By Laura Barrett
H undreds of members across the state have attended MTA’s Reclaiming Public Education forums to describe their vision
of public education, express their views on high-stakes testing and the educator evaluation system,
and plan actions.
“We are gathering here today to kick off
conversations that are going to grow union solidarity,
deepen our understanding of what’s happening to
us and how we came to be in this place, and, most
importantly, to figure out what we can do about it,”
said MTA President Barbara Madeloni, addressing
more than 200 local leaders who attended an All
Presidents’ Meeting in Natick on Sept. 13. The
meeting introduced local presidents to the structure
of the forums.
“These forums are designed around both
listening and speaking,” Madeloni continued. “We
are going to disagree with one another as a union.
We should have places to disagree. That’s what
democracy is about. But if we do it with respect and
care, that’s good.”
As MTA Today went to press, 28 regional and
local forums had either been held or were scheduled.
At a forum in Hingham on Sept. 30, organizers were
thrilled that 80 participants attended — more than
twice the number who had registered — and that 16

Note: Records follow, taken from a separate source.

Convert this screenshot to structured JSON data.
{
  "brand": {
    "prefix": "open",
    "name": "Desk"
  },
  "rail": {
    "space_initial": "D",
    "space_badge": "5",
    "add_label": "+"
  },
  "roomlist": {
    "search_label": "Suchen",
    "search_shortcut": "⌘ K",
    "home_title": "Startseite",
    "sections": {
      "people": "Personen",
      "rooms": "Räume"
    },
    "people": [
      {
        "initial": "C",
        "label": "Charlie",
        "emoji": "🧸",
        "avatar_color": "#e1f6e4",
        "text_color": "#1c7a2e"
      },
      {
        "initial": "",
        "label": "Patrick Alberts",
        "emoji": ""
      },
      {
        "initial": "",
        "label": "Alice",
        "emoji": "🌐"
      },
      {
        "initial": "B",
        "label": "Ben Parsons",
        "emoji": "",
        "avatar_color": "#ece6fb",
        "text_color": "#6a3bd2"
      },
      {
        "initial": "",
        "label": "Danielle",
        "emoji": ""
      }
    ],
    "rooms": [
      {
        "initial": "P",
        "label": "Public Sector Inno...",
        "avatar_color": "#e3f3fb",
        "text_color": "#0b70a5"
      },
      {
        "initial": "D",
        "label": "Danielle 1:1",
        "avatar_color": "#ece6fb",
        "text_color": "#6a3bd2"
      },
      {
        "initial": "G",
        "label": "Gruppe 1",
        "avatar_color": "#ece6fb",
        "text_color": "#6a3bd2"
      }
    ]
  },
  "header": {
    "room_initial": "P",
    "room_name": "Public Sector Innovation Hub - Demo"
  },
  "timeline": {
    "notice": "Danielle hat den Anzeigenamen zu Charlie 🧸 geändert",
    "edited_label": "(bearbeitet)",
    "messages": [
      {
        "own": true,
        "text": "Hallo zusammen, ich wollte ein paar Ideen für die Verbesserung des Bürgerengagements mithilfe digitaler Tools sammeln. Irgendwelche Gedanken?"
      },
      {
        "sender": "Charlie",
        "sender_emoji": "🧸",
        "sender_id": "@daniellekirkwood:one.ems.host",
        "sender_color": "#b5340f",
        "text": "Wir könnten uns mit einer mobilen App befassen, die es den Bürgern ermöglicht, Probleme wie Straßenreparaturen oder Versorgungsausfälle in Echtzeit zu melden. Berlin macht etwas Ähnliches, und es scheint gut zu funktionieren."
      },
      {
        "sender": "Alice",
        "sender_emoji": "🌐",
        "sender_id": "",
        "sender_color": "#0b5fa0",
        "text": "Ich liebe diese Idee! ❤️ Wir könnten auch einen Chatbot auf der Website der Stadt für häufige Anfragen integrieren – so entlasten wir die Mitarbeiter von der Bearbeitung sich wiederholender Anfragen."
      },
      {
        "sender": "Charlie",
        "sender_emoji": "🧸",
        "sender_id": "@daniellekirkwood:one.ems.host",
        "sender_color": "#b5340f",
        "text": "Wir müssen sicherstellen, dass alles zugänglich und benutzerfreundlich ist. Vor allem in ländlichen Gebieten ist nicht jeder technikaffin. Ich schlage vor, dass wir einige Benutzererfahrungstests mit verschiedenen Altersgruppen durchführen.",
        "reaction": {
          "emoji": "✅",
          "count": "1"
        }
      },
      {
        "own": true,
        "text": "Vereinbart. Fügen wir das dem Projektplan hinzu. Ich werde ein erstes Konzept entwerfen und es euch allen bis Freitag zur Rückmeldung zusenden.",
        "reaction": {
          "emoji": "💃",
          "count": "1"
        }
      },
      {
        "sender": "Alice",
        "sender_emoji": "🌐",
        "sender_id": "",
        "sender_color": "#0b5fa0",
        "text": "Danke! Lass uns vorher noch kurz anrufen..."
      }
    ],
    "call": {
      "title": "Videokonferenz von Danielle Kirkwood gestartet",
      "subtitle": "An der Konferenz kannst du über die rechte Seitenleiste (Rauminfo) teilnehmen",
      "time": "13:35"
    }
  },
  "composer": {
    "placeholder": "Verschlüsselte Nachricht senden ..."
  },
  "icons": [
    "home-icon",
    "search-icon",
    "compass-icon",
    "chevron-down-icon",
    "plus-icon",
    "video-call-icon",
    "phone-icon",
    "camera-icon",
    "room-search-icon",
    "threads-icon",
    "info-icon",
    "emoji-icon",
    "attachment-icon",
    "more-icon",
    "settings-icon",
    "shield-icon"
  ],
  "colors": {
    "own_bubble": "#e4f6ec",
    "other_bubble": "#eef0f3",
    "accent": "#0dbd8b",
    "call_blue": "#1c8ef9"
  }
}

different locals were represented.
Deborah McCarthy, former president of the Hull
Teachers Association, was one of the participants.
“Those members who joined in the conversation
for the first time wanted to know, ‘How can I find out
more information? What are some good resources?’
They were looking for ways to educate themselves,”
“The other reaction was a sense of camaraderie
and collegiality,” McCarthy added. “The members
felt they weren’t in isolation experiencing this alone
in their community. They found that very helpful.”
The forum plan was established by delegates
to MTA’s Annual Meeting in May, who approved a
new business item co-sponsored by Madeloni calling
for the MTA to support a three-year moratorium on
PARCC testing, the teacher evaluation system and
the use of any student test results to evaluate school
or teacher performance.
The intent of the NBI, according to Madeloni,
was to “take time to speak as educators and decide
what we want for our schools and how we can
achieve our vision.”
The item also called on the MTA to assist
members in holding forums to address issues
related to high-stakes standardized testing and
the educator evaluation system, including the
impact both are having on school climate, teacher
autonomy and educator workloads.
“The visions, issues and actions that members
are speaking to will be central to MTA’s positions
and action plans in the year ahead,” Madeloni said.
At the end of the All Presidents’ Meeting,
members summed up what their breakout groups had
to say, and they didn’t mince words.
“These mandated, for-profit, data-driven tests
are narrowing curriculum and ignoring the creativity,
joy, emotion and individuality of students, teachers
and communities,” said Kathryn Nickandros,
president of the East Bridgewater Education
“Standardized tests reduce a child to a data
point,” said Nancy Caswell, a Worcester teacher.
“They do not allow for differentiated instruction, even
though they keep telling us we have to differentiate
instruction. They actually victimize children,
especially English language learners and SPED
Two of the nine breakout groups also chose to
discuss the educator evaluation system.
“The new ed eval system is a stressful, time-consuming, inconsistent process implemented by
often unqualified evaluators,” said Theresa Fisher,
president of the Wilmington Teachers Association.
“It is punitive, causing a loss of control to educators.
It is not valid and reliable and doesn’t match the
vision that was originally intended.
“We want an evaluation system that is fair,
respects our professional judgment and allows us
autonomy in our teaching,” she continued. “We
want a system that allows meaningful feedback and
resources, that helps us improve our practice, that
“Raise your voice and be heard!
Where there is action there is life!”
— Webster teacher Linda Millet’s
written response after a Reclaiming
Public Education forum
in Auburn on September 25
An All Presidents’ Meeting in Natick on
Sept. 13 provided a venue at which local
association leaders could become familiar
with the format of the MTA’s Reclaiming
Public Education forums, which are being
held across the state. Above, participants
shared notes and a few laughs with other
members in one of the many breakout
groups. At left, Pat Barry of the Quincy
Education Association posted sticky notes
with participants’ comments during a
member forum held in Dedham on Sept.
16. “These forums are designed around
both listening and speaking,” said MTA
President Barbara Madeloni.
Photos by Laura Barrett and Jean Conley